**WHAT NEEDS TO BE DONE**
Could you restate the entries below word for word?

Top of THE INPUT

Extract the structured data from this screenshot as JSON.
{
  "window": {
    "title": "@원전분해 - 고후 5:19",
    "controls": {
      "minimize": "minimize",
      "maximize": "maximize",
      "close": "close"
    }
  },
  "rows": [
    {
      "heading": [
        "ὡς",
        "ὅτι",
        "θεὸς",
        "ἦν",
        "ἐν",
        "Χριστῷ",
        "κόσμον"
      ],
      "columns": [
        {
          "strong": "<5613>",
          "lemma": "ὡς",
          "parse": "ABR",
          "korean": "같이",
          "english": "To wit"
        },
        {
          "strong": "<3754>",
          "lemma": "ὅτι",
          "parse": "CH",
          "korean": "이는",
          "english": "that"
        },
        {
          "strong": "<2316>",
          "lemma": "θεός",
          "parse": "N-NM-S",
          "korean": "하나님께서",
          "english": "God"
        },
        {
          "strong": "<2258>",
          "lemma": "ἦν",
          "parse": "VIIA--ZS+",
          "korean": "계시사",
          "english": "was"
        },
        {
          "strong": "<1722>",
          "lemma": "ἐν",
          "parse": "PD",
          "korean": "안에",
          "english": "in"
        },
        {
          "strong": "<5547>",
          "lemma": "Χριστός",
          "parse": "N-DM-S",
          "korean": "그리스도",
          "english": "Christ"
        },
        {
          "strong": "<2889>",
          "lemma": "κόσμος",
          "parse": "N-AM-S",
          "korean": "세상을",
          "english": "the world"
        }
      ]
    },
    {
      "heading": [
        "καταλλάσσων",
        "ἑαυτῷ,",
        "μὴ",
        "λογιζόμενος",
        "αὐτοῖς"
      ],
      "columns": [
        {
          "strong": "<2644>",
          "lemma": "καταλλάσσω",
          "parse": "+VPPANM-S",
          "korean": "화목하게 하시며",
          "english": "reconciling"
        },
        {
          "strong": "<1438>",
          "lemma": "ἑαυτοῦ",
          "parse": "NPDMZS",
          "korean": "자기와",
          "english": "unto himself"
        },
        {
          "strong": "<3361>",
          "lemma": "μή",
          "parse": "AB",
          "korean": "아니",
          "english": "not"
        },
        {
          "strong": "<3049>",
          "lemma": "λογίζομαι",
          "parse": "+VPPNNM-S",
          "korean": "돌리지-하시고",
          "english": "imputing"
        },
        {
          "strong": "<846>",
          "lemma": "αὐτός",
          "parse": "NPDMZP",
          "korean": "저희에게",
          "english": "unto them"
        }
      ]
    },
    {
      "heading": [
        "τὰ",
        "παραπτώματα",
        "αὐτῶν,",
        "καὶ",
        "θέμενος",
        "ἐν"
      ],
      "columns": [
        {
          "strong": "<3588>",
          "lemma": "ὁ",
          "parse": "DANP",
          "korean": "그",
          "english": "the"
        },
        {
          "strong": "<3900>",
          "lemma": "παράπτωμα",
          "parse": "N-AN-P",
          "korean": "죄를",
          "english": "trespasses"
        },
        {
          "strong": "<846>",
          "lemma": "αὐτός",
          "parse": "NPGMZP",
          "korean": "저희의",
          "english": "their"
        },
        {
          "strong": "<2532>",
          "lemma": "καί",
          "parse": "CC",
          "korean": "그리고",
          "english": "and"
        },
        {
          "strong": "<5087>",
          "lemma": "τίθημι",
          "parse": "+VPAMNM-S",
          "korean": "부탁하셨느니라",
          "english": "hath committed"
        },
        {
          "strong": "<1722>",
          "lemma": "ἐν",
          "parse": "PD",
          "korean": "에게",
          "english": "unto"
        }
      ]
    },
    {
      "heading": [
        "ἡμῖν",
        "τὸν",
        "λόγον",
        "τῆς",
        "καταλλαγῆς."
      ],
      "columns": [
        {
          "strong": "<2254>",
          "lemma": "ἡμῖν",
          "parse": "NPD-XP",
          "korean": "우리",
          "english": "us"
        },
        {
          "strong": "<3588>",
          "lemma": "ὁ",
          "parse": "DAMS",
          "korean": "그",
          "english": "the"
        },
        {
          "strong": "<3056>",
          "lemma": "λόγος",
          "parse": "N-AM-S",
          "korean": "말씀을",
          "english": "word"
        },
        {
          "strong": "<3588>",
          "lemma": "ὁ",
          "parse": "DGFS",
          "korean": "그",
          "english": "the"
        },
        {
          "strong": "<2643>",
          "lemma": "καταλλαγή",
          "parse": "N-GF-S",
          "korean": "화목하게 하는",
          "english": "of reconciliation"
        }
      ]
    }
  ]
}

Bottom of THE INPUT

**EXERCISE RESULT**
Extract the structured data from this screenshot as JSON.
{
  "window": {
    "title": "@원전분해 - 고후 5:19",
    "controls": {
      "minimize": "minimize",
      "maximize": "maximize",
      "close": "close"
    }
  },
  "rows": [
    {
      "heading": [
        "ὡς",
        "ὅτι",
        "θεὸς",
        "ἦν",
        "ἐν",
        "Χριστῷ",
        "κόσμον"
      ],
      "columns": [
        {
          "strong": "<5613>",
          "lemma": "ὡς",
          "parse": "ABR",
          "korean": "같이",
          "english": "To wit"
        },
        {
          "strong": "<3754>",
          "lemma": "ὅτι",
          "parse": "CH",
          "korean": "이는",
          "english": "that"
        },
        {
          "strong": "<2316>",
          "lemma": "θεός",
          "parse": "N-NM-S",
          "korean": "하나님께서",
          "english": "God"
        },
        {
          "strong": "<2258>",
          "lemma": "ἦν",
          "parse": "VIIA--ZS+",
          "korean": "계시사",
          "english": "was"
        },
        {
          "strong": "<1722>",
          "lemma": "ἐν",
          "parse": "PD",
          "korean": "안에",
          "english": "in"
        },
        {
          "strong": "<5547>",
          "lemma": "Χριστός",
          "parse": "N-DM-S",
          "korean": "그리스도",
          "english": "Christ"
        },
        {
          "strong": "<2889>",
          "lemma": "κόσμος",
          "parse": "N-AM-S",
          "korean": "세상을",
          "english": "the world"
        }
      ]
    },
    {
      "heading": [
        "καταλλάσσων",
        "ἑαυτῷ,",
        "μὴ",
        "λογιζόμενος",
        "αὐτοῖς"
      ],
      "columns": [
        {
          "strong": "<2644>",
          "lemma": "καταλλάσσω",
          "parse": "+VPPANM-S",
          "korean": "화목하게 하시며",
          "english": "reconciling"
        },
        {
          "strong": "<1438>",
          "lemma": "ἑαυτοῦ",
          "parse": "NPDMZS",
          "korean": "자기와",
          "english": "unto himself"
        },
        {
          "strong": "<3361>",
          "lemma": "μή",
          "parse": "AB",
          "korean": "아니",
          "english": "not"
        },
        {
          "strong": "<3049>",
          "lemma": "λογίζομαι",
          "parse": "+VPPNNM-S",
          "korean": "돌리지-하시고",
          "english": "imputing"
        },
        {
          "strong": "<846>",
          "lemma": "αὐτός",
          "parse": "NPDMZP",
          "korean": "저희에게",
          "english": "unto them"
        }
      ]
    },
    {
      "heading": [
        "τὰ",
        "παραπτώματα",
        "αὐτῶν,",
        "καὶ",
        "θέμενος",
        "ἐν"
      ],
      "columns": [
        {
          "strong": "<3588>",
          "lemma": "ὁ",
          "parse": "DANP",
          "korean": "그",
          "english": "the"
        },
        {
          "strong": "<3900>",
          "lemma": "παράπτωμα",
          "parse": "N-AN-P",
          "korean": "죄를",
          "english": "trespasses"
        },
        {
          "strong": "<846>",
          "lemma": "αὐτός",
          "parse": "NPGMZP",
          "korean": "저희의",
          "english": "their"
        },
        {
          "strong": "<2532>",
          "lemma": "καί",
          "parse": "CC",
          "korean": "그리고",
          "english": "and"
        },
        {
          "strong": "<5087>",
          "lemma": "τίθημι",
          "parse": "+VPAMNM-S",
          "korean": "부탁하셨느니라",
          "english": "hath committed"
        },
        {
          "strong": "<1722>",
          "lemma": "ἐν",
          "parse": "PD",
          "korean": "에게",
          "english": "unto"
        }
      ]
    },
    {
      "heading": [
        "ἡμῖν",
        "τὸν",
        "λόγον",
        "τῆς",
        "καταλλαγῆς."
      ],
      "columns": [
        {
          "strong": "<2254>",
          "lemma": "ἡμῖν",
          "parse": "NPD-XP",
          "korean": "우리",
          "english": "us"
        },
        {
          "strong": "<3588>",
          "lemma": "ὁ",
          "parse": "DAMS",
          "korean": "그",
          "english": "the"
        },
        {
          "strong": "<3056>",
          "lemma": "λόγος",
          "parse": "N-AM-S",
          "korean": "말씀을",
          "english": "word"
        },
        {
          "strong": "<3588>",
          "lemma": "ὁ",
          "parse": "DGFS",
          "korean": "그",
          "english": "the"
        },
        {
          "strong": "<2643>",
          "lemma": "καταλλαγή",
          "parse": "N-GF-S",
          "korean": "화목하게 하는",
          "english": "of reconciliation"
        }
      ]
    }
  ]
}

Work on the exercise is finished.